This mode uses a single interface to send and receive packets, ignoring the traffic received through inactive slave interfaces. This is important in the bridged mode.

Technical explanation of the situation

The main point is to avoid receiving ARP announcements back in situations when such announcement is sent from a virtual environment.
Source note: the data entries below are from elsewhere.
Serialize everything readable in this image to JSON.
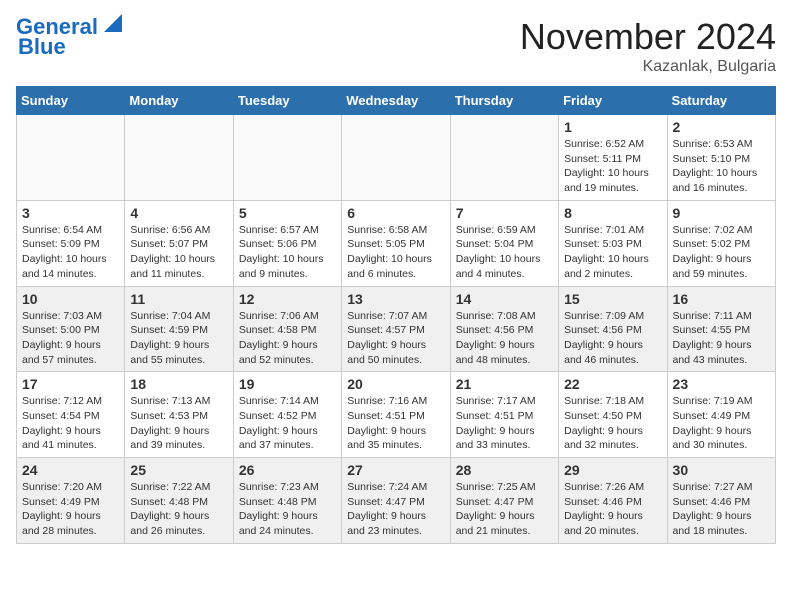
{
  "header": {
    "logo_line1": "General",
    "logo_line2": "Blue",
    "month_title": "November 2024",
    "location": "Kazanlak, Bulgaria"
  },
  "days_of_week": [
    "Sunday",
    "Monday",
    "Tuesday",
    "Wednesday",
    "Thursday",
    "Friday",
    "Saturday"
  ],
  "weeks": [
    [
      {
        "day": "",
        "info": ""
      },
      {
        "day": "",
        "info": ""
      },
      {
        "day": "",
        "info": ""
      },
      {
        "day": "",
        "info": ""
      },
      {
        "day": "",
        "info": ""
      },
      {
        "day": "1",
        "info": "Sunrise: 6:52 AM\nSunset: 5:11 PM\nDaylight: 10 hours and 19 minutes."
      },
      {
        "day": "2",
        "info": "Sunrise: 6:53 AM\nSunset: 5:10 PM\nDaylight: 10 hours and 16 minutes."
      }
    ],
    [
      {
        "day": "3",
        "info": "Sunrise: 6:54 AM\nSunset: 5:09 PM\nDaylight: 10 hours and 14 minutes."
      },
      {
        "day": "4",
        "info": "Sunrise: 6:56 AM\nSunset: 5:07 PM\nDaylight: 10 hours and 11 minutes."
      },
      {
        "day": "5",
        "info": "Sunrise: 6:57 AM\nSunset: 5:06 PM\nDaylight: 10 hours and 9 minutes."
      },
      {
        "day": "6",
        "info": "Sunrise: 6:58 AM\nSunset: 5:05 PM\nDaylight: 10 hours and 6 minutes."
      },
      {
        "day": "7",
        "info": "Sunrise: 6:59 AM\nSunset: 5:04 PM\nDaylight: 10 hours and 4 minutes."
      },
      {
        "day": "8",
        "info": "Sunrise: 7:01 AM\nSunset: 5:03 PM\nDaylight: 10 hours and 2 minutes."
      },
      {
        "day": "9",
        "info": "Sunrise: 7:02 AM\nSunset: 5:02 PM\nDaylight: 9 hours and 59 minutes."
      }
    ],
    [
      {
        "day": "10",
        "info": "Sunrise: 7:03 AM\nSunset: 5:00 PM\nDaylight: 9 hours and 57 minutes."
      },
      {
        "day": "11",
        "info": "Sunrise: 7:04 AM\nSunset: 4:59 PM\nDaylight: 9 hours and 55 minutes."
      },
      {
        "day": "12",
        "info": "Sunrise: 7:06 AM\nSunset: 4:58 PM\nDaylight: 9 hours and 52 minutes."
      },
      {
        "day": "13",
        "info": "Sunrise: 7:07 AM\nSunset: 4:57 PM\nDaylight: 9 hours and 50 minutes."
      },
      {
        "day": "14",
        "info": "Sunrise: 7:08 AM\nSunset: 4:56 PM\nDaylight: 9 hours and 48 minutes."
      },
      {
        "day": "15",
        "info": "Sunrise: 7:09 AM\nSunset: 4:56 PM\nDaylight: 9 hours and 46 minutes."
      },
      {
        "day": "16",
        "info": "Sunrise: 7:11 AM\nSunset: 4:55 PM\nDaylight: 9 hours and 43 minutes."
      }
    ],
    [
      {
        "day": "17",
        "info": "Sunrise: 7:12 AM\nSunset: 4:54 PM\nDaylight: 9 hours and 41 minutes."
      },
      {
        "day": "18",
        "info": "Sunrise: 7:13 AM\nSunset: 4:53 PM\nDaylight: 9 hours and 39 minutes."
      },
      {
        "day": "19",
        "info": "Sunrise: 7:14 AM\nSunset: 4:52 PM\nDaylight: 9 hours and 37 minutes."
      },
      {
        "day": "20",
        "info": "Sunrise: 7:16 AM\nSunset: 4:51 PM\nDaylight: 9 hours and 35 minutes."
      },
      {
        "day": "21",
        "info": "Sunrise: 7:17 AM\nSunset: 4:51 PM\nDaylight: 9 hours and 33 minutes."
      },
      {
        "day": "22",
        "info": "Sunrise: 7:18 AM\nSunset: 4:50 PM\nDaylight: 9 hours and 32 minutes."
      },
      {
        "day": "23",
        "info": "Sunrise: 7:19 AM\nSunset: 4:49 PM\nDaylight: 9 hours and 30 minutes."
      }
    ],
    [
      {
        "day": "24",
        "info": "Sunrise: 7:20 AM\nSunset: 4:49 PM\nDaylight: 9 hours and 28 minutes."
      },
      {
        "day": "25",
        "info": "Sunrise: 7:22 AM\nSunset: 4:48 PM\nDaylight: 9 hours and 26 minutes."
      },
      {
        "day": "26",
        "info": "Sunrise: 7:23 AM\nSunset: 4:48 PM\nDaylight: 9 hours and 24 minutes."
      },
      {
        "day": "27",
        "info": "Sunrise: 7:24 AM\nSunset: 4:47 PM\nDaylight: 9 hours and 23 minutes."
      },
      {
        "day": "28",
        "info": "Sunrise: 7:25 AM\nSunset: 4:47 PM\nDaylight: 9 hours and 21 minutes."
      },
      {
        "day": "29",
        "info": "Sunrise: 7:26 AM\nSunset: 4:46 PM\nDaylight: 9 hours and 20 minutes."
      },
      {
        "day": "30",
        "info": "Sunrise: 7:27 AM\nSunset: 4:46 PM\nDaylight: 9 hours and 18 minutes."
      }
    ]
  ]
}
The packet flow for the announcement about an IP address assignment to a virtual environment is:

  1. an ARP packet is sent to the ethX interface in the virtual environment;
  2. this packet is handled in the interface vethN.M (for a container) or vmeN.M (for a virtual machine) on the hardware node side;
  3. since the environment is configured in the bridged mode, the interfaces vethN.M and vmeN.M are connected with the bridge brN on the hardware node, to a certain bridge's port and therefore the bridge auto-learns that the MAC address of the virtual environment is accessible through this port;
  4. the ARP announcement (being a broadcast message) is sent by the bridge (acting as a unmanaged switch) to all other ports of this bridge - to the bonding interface bondN as well, among all attached interfaces;
  5. the bonding module uses some slave interface to send the packet through in accordance with the current policy and the packet reaches the network switch which the node is connected with;
  6. the network switch does almost the same as the bridge - it sends the packet to all other active ports;
  7. without proper configuration, the switch can send the packet back to the hardware node through other interfaces included into bondN;
  8. if the hardware node accepts packets from all slaves, it receives back the recently sent ARP announcement and rewrites the location of the MAC address forgetting the proper port (learnt on the step 3 above) and marks this MAC address as available in the external network.

The only mode which works without any additional configuration is active-backup, because packets from inactive slave interfaces are not processed.

Bonding modes supported with a proper network switch configuration

The following modes require that the interfaces are aggregated on the network switch side to avoid looping ARP announcements back to the node:

  • Mode 0 (balance-rr - round-robin policy) [1];
  • Mode 2 (balance-xor - XOR policy);
  • Mode 4 (802.3ad - IEEE 802.3ad policy);
  • Mode 5 (balance-tlb - adaptive transmit load balancing policy).

The configuration can be either manual (for a managed switch) or automatic (if the switch supports LACP).

[1] Not all switches support this mode properly.

Additional configuration

It might be necessary to disable offload features on the network interfaces included in the bonding interface. The cause of this is bulk processing of packets by the network driver and packets may be delivered to a wrong environment.

The following command can be put to a script which is executed on the system start:

~# for iface in $(ip link | awk -F ': ' '$3~/\<SLAVE\>/{print $2}'); do ethtool -K $iface tx off rx off tso off gro off gso off; done

Search Words

networkins is not working for VMS on PCS node that has bonded network




bonding options

dropped packets on veth interface


No network

bonding mode

VERY Poor network performance




bridged windows



a26b38f94253cdfbf1028d72cf3a498b 2897d76d56d2010f4e3a28f864d69223 d02f9caf3e11b191a38179103495106f e8e50b42231236b82df27684e7ec0beb 0dd5b9380c7d4884d77587f3eb0fa8ef

Email subscription for changes to this article
Save as PDF